Web page and app entries
================================
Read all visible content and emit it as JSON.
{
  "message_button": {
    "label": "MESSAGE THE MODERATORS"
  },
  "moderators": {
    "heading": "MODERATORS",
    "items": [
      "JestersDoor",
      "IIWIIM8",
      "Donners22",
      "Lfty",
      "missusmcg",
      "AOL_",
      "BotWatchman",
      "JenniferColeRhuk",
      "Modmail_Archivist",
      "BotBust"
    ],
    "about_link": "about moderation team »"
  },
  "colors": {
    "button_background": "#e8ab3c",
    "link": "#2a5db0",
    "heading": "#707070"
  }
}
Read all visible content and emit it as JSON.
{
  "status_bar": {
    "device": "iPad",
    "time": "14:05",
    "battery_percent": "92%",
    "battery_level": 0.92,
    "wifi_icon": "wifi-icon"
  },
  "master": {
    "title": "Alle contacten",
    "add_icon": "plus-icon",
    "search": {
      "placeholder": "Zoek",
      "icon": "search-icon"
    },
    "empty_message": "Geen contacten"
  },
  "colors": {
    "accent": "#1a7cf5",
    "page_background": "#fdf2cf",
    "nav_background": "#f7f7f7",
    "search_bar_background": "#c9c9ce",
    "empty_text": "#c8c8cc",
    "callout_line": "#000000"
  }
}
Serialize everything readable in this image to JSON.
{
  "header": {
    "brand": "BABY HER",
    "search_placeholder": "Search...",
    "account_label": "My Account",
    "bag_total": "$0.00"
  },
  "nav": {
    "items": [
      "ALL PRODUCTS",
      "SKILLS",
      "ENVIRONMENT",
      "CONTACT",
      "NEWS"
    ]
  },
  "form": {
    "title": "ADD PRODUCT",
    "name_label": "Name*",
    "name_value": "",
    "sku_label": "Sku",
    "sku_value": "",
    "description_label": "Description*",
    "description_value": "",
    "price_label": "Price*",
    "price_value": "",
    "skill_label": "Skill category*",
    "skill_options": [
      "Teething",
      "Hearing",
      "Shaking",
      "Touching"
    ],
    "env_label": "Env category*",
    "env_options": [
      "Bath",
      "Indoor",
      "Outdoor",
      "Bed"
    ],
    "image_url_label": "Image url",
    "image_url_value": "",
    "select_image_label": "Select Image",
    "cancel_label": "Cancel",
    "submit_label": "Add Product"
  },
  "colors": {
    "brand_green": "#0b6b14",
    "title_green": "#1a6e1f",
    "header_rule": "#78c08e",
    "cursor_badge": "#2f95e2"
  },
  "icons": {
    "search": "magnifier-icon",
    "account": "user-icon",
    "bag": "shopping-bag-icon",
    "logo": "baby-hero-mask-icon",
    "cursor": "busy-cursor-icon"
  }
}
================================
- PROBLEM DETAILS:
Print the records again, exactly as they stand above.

- COMPLETED TASK:
Read all visible content and emit it as JSON.
{
  "message_button": {
    "label": "MESSAGE THE MODERATORS"
  },
  "moderators": {
    "heading": "MODERATORS",
    "items": [
      "JestersDoor",
      "IIWIIM8",
      "Donners22",
      "Lfty",
      "missusmcg",
      "AOL_",
      "BotWatchman",
      "JenniferColeRhuk",
      "Modmail_Archivist",
      "BotBust"
    ],
    "about_link": "about moderation team »"
  },
  "colors": {
    "button_background": "#e8ab3c",
    "link": "#2a5db0",
    "heading": "#707070"
  }
}
Read all visible content and emit it as JSON.
{
  "status_bar": {
    "device": "iPad",
    "time": "14:05",
    "battery_percent": "92%",
    "battery_level": 0.92,
    "wifi_icon": "wifi-icon"
  },
  "master": {
    "title": "Alle contacten",
    "add_icon": "plus-icon",
    "search": {
      "placeholder": "Zoek",
      "icon": "search-icon"
    },
    "empty_message": "Geen contacten"
  },
  "colors": {
    "accent": "#1a7cf5",
    "page_background": "#fdf2cf",
    "nav_background": "#f7f7f7",
    "search_bar_background": "#c9c9ce",
    "empty_text": "#c8c8cc",
    "callout_line": "#000000"
  }
}
Serialize everything readable in this image to JSON.
{
  "header": {
    "brand": "BABY HER",
    "search_placeholder": "Search...",
    "account_label": "My Account",
    "bag_total": "$0.00"
  },
  "nav": {
    "items": [
      "ALL PRODUCTS",
      "SKILLS",
      "ENVIRONMENT",
      "CONTACT",
      "NEWS"
    ]
  },
  "form": {
    "title": "ADD PRODUCT",
    "name_label": "Name*",
    "name_value": "",
    "sku_label": "Sku",
    "sku_value": "",
    "description_label": "Description*",
    "description_value": "",
    "price_label": "Price*",
    "price_value": "",
    "skill_label": "Skill category*",
    "skill_options": [
      "Teething",
      "Hearing",
      "Shaking",
      "Touching"
    ],
    "env_label": "Env category*",
    "env_options": [
      "Bath",
      "Indoor",
      "Outdoor",
      "Bed"
    ],
    "image_url_label": "Image url",
    "image_url_value": "",
    "select_image_label": "Select Image",
    "cancel_label": "Cancel",
    "submit_label": "Add Product"
  },
  "colors": {
    "brand_green": "#0b6b14",
    "title_green": "#1a6e1f",
    "header_rule": "#78c08e",
    "cursor_badge": "#2f95e2"
  },
  "icons": {
    "search": "magnifier-icon",
    "account": "user-icon",
    "bag": "shopping-bag-icon",
    "logo": "baby-hero-mask-icon",
    "cursor": "busy-cursor-icon"
  }
}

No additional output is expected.